I find this post-Covid season awkward. Being "awkward,” of course, isn’t all that bad. Among its definitions the simple one is “ill at ease.” It’s a little like going from the neighborhood grade school into the larger, consolidated middle school. You see old friends, but they have grown and changed and the new structure and unfamiliar culture of middle school demands adaptive attentiveness to change. A new setting provides both the possibility for new friendships and new challenges, but as we wade into a place both familiar and yet a strange and unknown, we can just feel somehow awkward. So it seems to me right now as I/we emerge from the past two and a half months of being engaged in an often alien Covid lockdown reality.
Maybe many of you don’t experience the post-Covid world this way. Perhaps you didn’t find transitioning from the lockdown and masking and health anxieties (not to mention the politics in the past year and a half) as unsettling as I do, but I suspect you share some of my apprehensions and tentativeness.
For me personally the whole transition process was accentuated these past two weeks when Cathy and I traveled to New England for a family a reunion with loved ones we hadn’t seen in over two years (or ever before in person, counting the baby!). Although we had maintained steady and mutually rewarding Zoom contacts with everyone, actually holding our ten month old granddaughter for the first time, and never quite adjusting to pubescent voice, attitudes and body changes of our "tweens" needed a lot of reorientation, especially amidst the swirl of meals, games, and family group dynamics in contrast to our accustomed insular lives. And, of course, our family was also reorienting to us as well as they observed my aging process of often hesitant steps and shaky balance.
And then when I returned home and went out shopping here I was suddenly aware how many fewer people wore masks, and I just didn’t feel all that comfortable after so many months of masked faces and societal health anxieties.
But like the transition from grade school to a middle school culture, I am expecting continuing moments of both grace and awkwardness. The grace primarily comes from recognizing and embracing our opportunity to adapt and successfully adjust to new circumstances.
On the other hand the continuing awkwardness of any major transition, whether in our personal maturation or societal, is that we must learn to cope with being “ill at ease.” In the case of post-Covid transitioning, we are still dealing with all the aspects of the lockdown. We mostly feel able to unmask ourselves, assuming a cumulative vaxed community, even as we warily wonder who among us refuse get the vax; we mostly feel safe from the perceived threat of severe illness, although the news of a new Delta virus continues to make us vigilant; we wonder what ongoing impact the lockdown has had on our children and families; we have little assurance the divisive politics can be overcome; and we well recognize the ongoing challenges to our environmental and economic security.

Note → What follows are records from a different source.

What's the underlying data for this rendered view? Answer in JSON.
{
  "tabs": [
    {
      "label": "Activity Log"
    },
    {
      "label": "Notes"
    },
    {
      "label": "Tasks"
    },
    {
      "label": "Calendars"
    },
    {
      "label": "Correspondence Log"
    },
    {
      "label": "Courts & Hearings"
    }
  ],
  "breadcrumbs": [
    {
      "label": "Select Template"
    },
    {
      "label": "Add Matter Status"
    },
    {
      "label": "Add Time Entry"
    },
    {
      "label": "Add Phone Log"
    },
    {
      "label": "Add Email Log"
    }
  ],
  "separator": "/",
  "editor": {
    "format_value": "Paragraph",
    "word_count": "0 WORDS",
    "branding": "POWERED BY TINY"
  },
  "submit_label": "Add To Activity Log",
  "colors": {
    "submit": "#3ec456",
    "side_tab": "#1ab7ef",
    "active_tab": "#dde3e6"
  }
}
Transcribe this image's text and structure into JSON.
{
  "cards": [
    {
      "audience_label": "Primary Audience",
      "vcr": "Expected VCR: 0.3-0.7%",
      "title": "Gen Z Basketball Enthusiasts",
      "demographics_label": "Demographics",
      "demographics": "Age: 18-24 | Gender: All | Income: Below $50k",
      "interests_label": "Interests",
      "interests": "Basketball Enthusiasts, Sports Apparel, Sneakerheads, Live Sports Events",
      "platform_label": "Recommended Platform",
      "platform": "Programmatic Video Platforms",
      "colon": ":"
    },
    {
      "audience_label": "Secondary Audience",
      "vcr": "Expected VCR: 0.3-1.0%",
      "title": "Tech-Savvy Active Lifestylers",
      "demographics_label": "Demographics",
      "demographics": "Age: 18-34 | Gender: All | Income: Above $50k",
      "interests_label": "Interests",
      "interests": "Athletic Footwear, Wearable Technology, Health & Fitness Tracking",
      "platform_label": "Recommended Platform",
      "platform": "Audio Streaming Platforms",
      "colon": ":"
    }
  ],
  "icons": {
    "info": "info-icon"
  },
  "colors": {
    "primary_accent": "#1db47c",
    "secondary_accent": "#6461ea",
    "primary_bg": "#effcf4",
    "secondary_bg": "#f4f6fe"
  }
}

Perhaps the “new normal” is a state of continued awkwardness, of being “ill at ease” with life. If this is so, we will need to develop new spiritual and emotional coping practices that buffer the ongoing anxieties we will face. We will need to continue cultivate acts of kindness and nonviolence. I understand that somewhere around half Americans now practice some form of meditation, and that is certainly a start. I personally practice a prayer life that is deeply grateful for the blessings I have while also accepting the limitations of what I can know about the complexities of life and the future. And I am learning to trust in the ultimate redemptive power of Love and Truth, two powerful synonyms for the name of God.
Blessings to all of us as we continue to “awkwardly" adapt and cope with our precious lives.